ESG investing focuses on companies making an active effort to either limit their negative societal impact and/or deliver benefits to society. It is an increasing trend to use ESG factors to steer investment decisions. Key ESG factors fall under these categories:

  • Environmental – Conservation of the natural world
  • Social – Conservation of people and relationships
  • Governance -Standards for running a company

You can read more about ESG and sustainable investing here.

TIP #6 - A SMART INVESTOR REVIEWS AN INVESTMENT'S DISCLOSURE DOCUMENTS TO SEE HOW IT WEIGHS VARIOUS ENVIRONMENTAL, SOCIAL, AND GOVERNANCE OR SUSTAINABLE FINANCE FACTORS

 

 

 

 

 

 

 

 

 

 

Like all investments, it is important that you understand what you are investing in. Be mindful that ESG criteria for one investment may differ from another’s. You can find more information about how an investment incorporates ESG and how it weighs ESG factors in its disclosure documents. You should read all disclosures carefully to make sure you understand the investment and how its ESG orientation may affect its risk. Potential ESG factors to consider include:

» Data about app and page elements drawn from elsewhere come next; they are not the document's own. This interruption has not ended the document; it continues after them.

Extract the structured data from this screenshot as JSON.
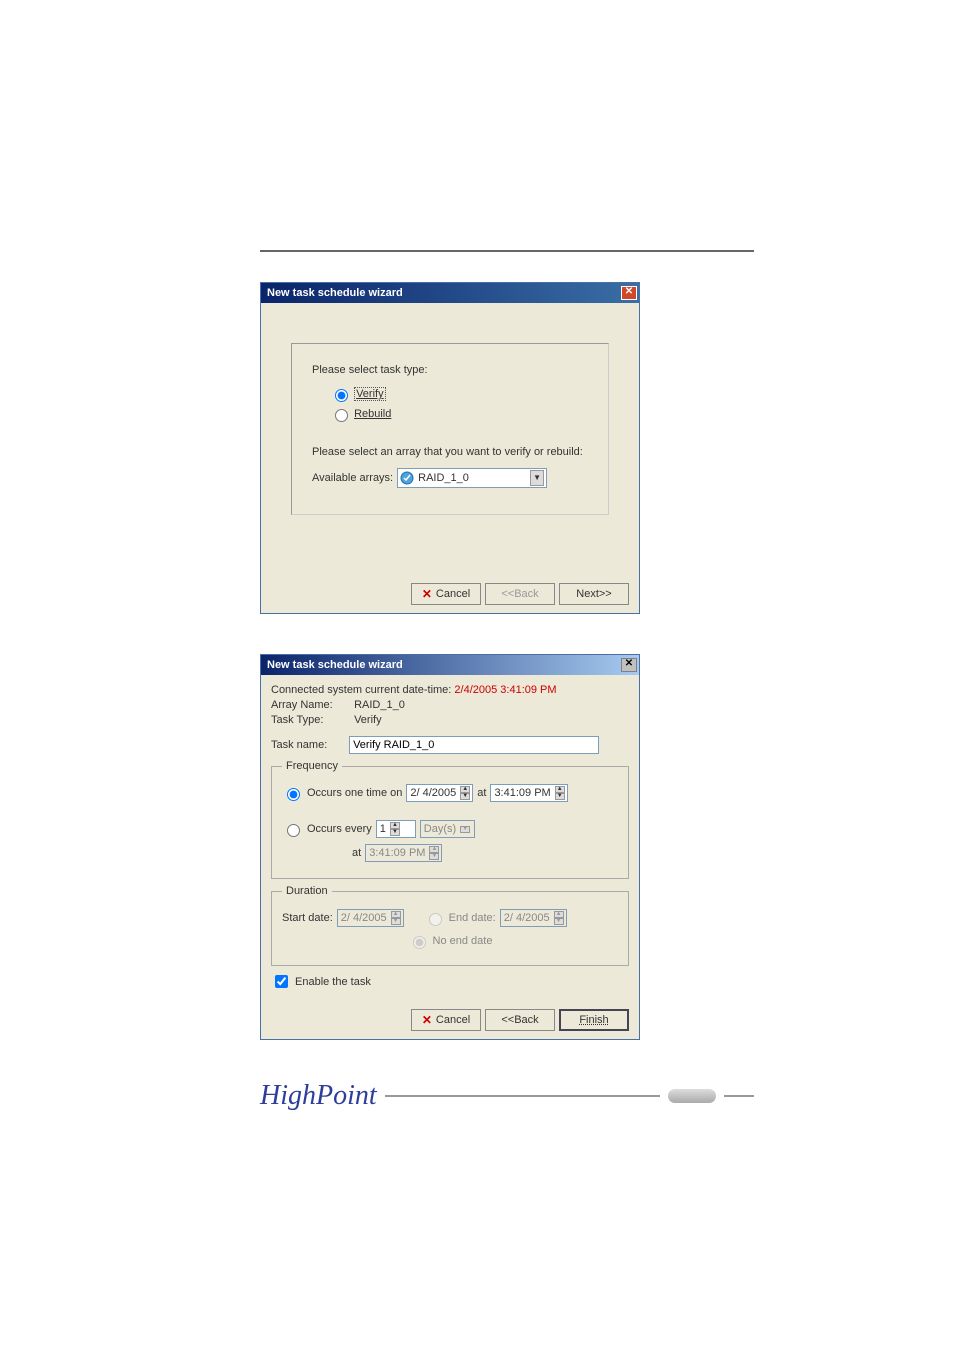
{
  "dialog1": {
    "title": "New task schedule wizard",
    "prompt1": "Please select task type:",
    "radio_verify": "Verify",
    "radio_rebuild": "Rebuild",
    "prompt2": "Please select an array that you want to verify or rebuild:",
    "available_label": "Available arrays:",
    "selected_array": "RAID_1_0",
    "btn_cancel": "Cancel",
    "btn_back": "<<Back",
    "btn_next": "Next>>"
  },
  "dialog2": {
    "title": "New task schedule wizard",
    "connected_label": "Connected system current date-time:",
    "connected_value": "2/4/2005 3:41:09 PM",
    "array_name_label": "Array Name:",
    "array_name_value": "RAID_1_0",
    "task_type_label": "Task Type:",
    "task_type_value": "Verify",
    "task_name_label": "Task name:",
    "task_name_value": "Verify RAID_1_0",
    "freq_legend": "Frequency",
    "occurs_one_label": "Occurs one time on",
    "occurs_one_date": "2/ 4/2005",
    "at_label": "at",
    "occurs_one_time": "3:41:09 PM",
    "occurs_every_label": "Occurs every",
    "occurs_every_value": "1",
    "occurs_every_unit": "Day(s)",
    "occurs_every_time": "3:41:09 PM",
    "duration_legend": "Duration",
    "start_date_label": "Start date:",
    "start_date_value": "2/ 4/2005",
    "end_date_label": "End date:",
    "end_date_value": "2/ 4/2005",
    "no_end_label": "No end date",
    "enable_label": "Enable the task",
    "btn_cancel": "Cancel",
    "btn_back": "<<Back",
    "btn_finish": "Finish"
  },
  "footer_brand": "HighPoint"
}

Environmental 

Conservation of the natural world

Social 

Conservation of people and relationships

Governance

Standards for running a company

Climate change and carbon emissions

Customer satisfaction

Board composition

Air and water pollution

Data protection and privacy

Audit committee structure

Biodiversity

Gender and diversity

Bribery and corruption

Deforestation

Employee engagement

Executive compensation

Energy efficiency

Community relations

Lobbying

Waste management

Human rights

Political contributions

Water scarcity

Labour standards

Whistleblower schemes

 

TIP #7 - A SMART INVESTOR CONSIDERS WHETHER AN INVESTMENT'S STATED APPROACH TO SUSTAINABLE FINANCE MATCHES THE INVESTOR'S INVESTMENT GOALS, OBJECTIVES, RISK TOLERANCE AND PREFERENCES

 

 

 

 

 

 

 

 

 

 

 

It is always important to understand whether an investment’s stated environmental, social and governance (ESG) approach matches your investment goals, objectives, risk tolerance, and preferences. So be sure to choose an approach that is right for you. Here are some things to consider:

  • Some investments focus on ESG investing while others consider ESG factors alongside other factors
  • Different funds may weigh ESG factors differently
  • Some funds that don’t have “ESG” in the name may still incorporate elements of ESG investing into their portfolios.
  • ESG rating agencies are presently unregulated; therefore, their methodologies are not verified and produce varying ratings in the market for the same investment.  
  • Consider what is important to you and match your investments to such values and priorities e.g., low carbon footprint, or diversity, equality and inclusion policies.
  • Conduct proper due diligence on potential investments. Greenwashing is now a growing phenomenon - where funds are being misrepresented as providing ESG targets or firms exaggerate the environmental, social or governance benefits of a particular investment.